═════ Input material

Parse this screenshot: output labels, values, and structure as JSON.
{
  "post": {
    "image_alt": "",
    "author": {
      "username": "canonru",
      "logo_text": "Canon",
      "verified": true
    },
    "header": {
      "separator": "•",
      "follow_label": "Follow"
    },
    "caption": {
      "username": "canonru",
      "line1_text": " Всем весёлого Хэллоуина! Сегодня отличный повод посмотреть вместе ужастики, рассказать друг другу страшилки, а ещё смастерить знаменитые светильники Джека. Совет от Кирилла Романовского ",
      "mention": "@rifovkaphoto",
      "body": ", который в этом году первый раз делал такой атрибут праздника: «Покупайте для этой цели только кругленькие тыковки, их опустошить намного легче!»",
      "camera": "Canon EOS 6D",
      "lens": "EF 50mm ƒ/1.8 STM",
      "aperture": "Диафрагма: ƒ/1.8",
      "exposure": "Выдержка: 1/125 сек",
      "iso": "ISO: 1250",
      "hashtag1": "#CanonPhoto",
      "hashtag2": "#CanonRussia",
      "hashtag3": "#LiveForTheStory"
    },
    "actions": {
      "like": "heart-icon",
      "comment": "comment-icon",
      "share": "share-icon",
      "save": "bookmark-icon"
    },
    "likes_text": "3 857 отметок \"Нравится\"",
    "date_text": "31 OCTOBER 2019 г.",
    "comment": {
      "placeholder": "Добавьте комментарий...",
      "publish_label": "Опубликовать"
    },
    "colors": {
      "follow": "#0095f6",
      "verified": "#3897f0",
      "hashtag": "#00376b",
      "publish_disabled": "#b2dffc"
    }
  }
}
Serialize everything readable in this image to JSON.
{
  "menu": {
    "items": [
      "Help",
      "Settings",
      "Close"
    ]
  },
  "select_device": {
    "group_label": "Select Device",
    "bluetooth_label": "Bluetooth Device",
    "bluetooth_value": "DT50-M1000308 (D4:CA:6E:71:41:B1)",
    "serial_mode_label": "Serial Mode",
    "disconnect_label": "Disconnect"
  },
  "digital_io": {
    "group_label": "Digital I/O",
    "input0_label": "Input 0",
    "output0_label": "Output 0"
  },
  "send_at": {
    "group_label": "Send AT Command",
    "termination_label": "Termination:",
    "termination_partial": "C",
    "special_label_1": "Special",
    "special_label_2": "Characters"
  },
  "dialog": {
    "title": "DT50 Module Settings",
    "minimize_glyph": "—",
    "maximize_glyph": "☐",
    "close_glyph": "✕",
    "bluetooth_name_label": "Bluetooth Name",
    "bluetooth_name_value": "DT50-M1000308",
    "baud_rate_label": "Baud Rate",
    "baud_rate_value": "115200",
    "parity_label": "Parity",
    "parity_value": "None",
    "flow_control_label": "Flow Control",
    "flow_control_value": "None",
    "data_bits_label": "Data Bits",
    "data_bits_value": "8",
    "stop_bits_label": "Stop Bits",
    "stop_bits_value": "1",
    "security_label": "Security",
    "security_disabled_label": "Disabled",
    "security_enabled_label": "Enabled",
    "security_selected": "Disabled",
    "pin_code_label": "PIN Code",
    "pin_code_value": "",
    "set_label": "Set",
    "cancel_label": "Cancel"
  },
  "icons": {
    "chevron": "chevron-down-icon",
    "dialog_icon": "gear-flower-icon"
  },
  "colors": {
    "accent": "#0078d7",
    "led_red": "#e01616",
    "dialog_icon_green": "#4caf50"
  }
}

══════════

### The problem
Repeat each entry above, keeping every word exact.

### Expected answer
Parse this screenshot: output labels, values, and structure as JSON.
{
  "post": {
    "image_alt": "",
    "author": {
      "username": "canonru",
      "logo_text": "Canon",
      "verified": true
    },
    "header": {
      "separator": "•",
      "follow_label": "Follow"
    },
    "caption": {
      "username": "canonru",
      "line1_text": " Всем весёлого Хэллоуина! Сегодня отличный повод посмотреть вместе ужастики, рассказать друг другу страшилки, а ещё смастерить знаменитые светильники Джека. Совет от Кирилла Романовского ",
      "mention": "@rifovkaphoto",
      "body": ", который в этом году первый раз делал такой атрибут праздника: «Покупайте для этой цели только кругленькие тыковки, их опустошить намного легче!»",
      "camera": "Canon EOS 6D",
      "lens": "EF 50mm ƒ/1.8 STM",
      "aperture": "Диафрагма: ƒ/1.8",
      "exposure": "Выдержка: 1/125 сек",
      "iso": "ISO: 1250",
      "hashtag1": "#CanonPhoto",
      "hashtag2": "#CanonRussia",
      "hashtag3": "#LiveForTheStory"
    },
    "actions": {
      "like": "heart-icon",
      "comment": "comment-icon",
      "share": "share-icon",
      "save": "bookmark-icon"
    },
    "likes_text": "3 857 отметок \"Нравится\"",
    "date_text": "31 OCTOBER 2019 г.",
    "comment": {
      "placeholder": "Добавьте комментарий...",
      "publish_label": "Опубликовать"
    },
    "colors": {
      "follow": "#0095f6",
      "verified": "#3897f0",
      "hashtag": "#00376b",
      "publish_disabled": "#b2dffc"
    }
  }
}
Serialize everything readable in this image to JSON.
{
  "menu": {
    "items": [
      "Help",
      "Settings",
      "Close"
    ]
  },
  "select_device": {
    "group_label": "Select Device",
    "bluetooth_label": "Bluetooth Device",
    "bluetooth_value": "DT50-M1000308 (D4:CA:6E:71:41:B1)",
    "serial_mode_label": "Serial Mode",
    "disconnect_label": "Disconnect"
  },
  "digital_io": {
    "group_label": "Digital I/O",
    "input0_label": "Input 0",
    "output0_label": "Output 0"
  },
  "send_at": {
    "group_label": "Send AT Command",
    "termination_label": "Termination:",
    "termination_partial": "C",
    "special_label_1": "Special",
    "special_label_2": "Characters"
  },
  "dialog": {
    "title": "DT50 Module Settings",
    "minimize_glyph": "—",
    "maximize_glyph": "☐",
    "close_glyph": "✕",
    "bluetooth_name_label": "Bluetooth Name",
    "bluetooth_name_value": "DT50-M1000308",
    "baud_rate_label": "Baud Rate",
    "baud_rate_value": "115200",
    "parity_label": "Parity",
    "parity_value": "None",
    "flow_control_label": "Flow Control",
    "flow_control_value": "None",
    "data_bits_label": "Data Bits",
    "data_bits_value": "8",
    "stop_bits_label": "Stop Bits",
    "stop_bits_value": "1",
    "security_label": "Security",
    "security_disabled_label": "Disabled",
    "security_enabled_label": "Enabled",
    "security_selected": "Disabled",
    "pin_code_label": "PIN Code",
    "pin_code_value": "",
    "set_label": "Set",
    "cancel_label": "Cancel"
  },
  "icons": {
    "chevron": "chevron-down-icon",
    "dialog_icon": "gear-flower-icon"
  },
  "colors": {
    "accent": "#0078d7",
    "led_red": "#e01616",
    "dialog_icon_green": "#4caf50"
  }
}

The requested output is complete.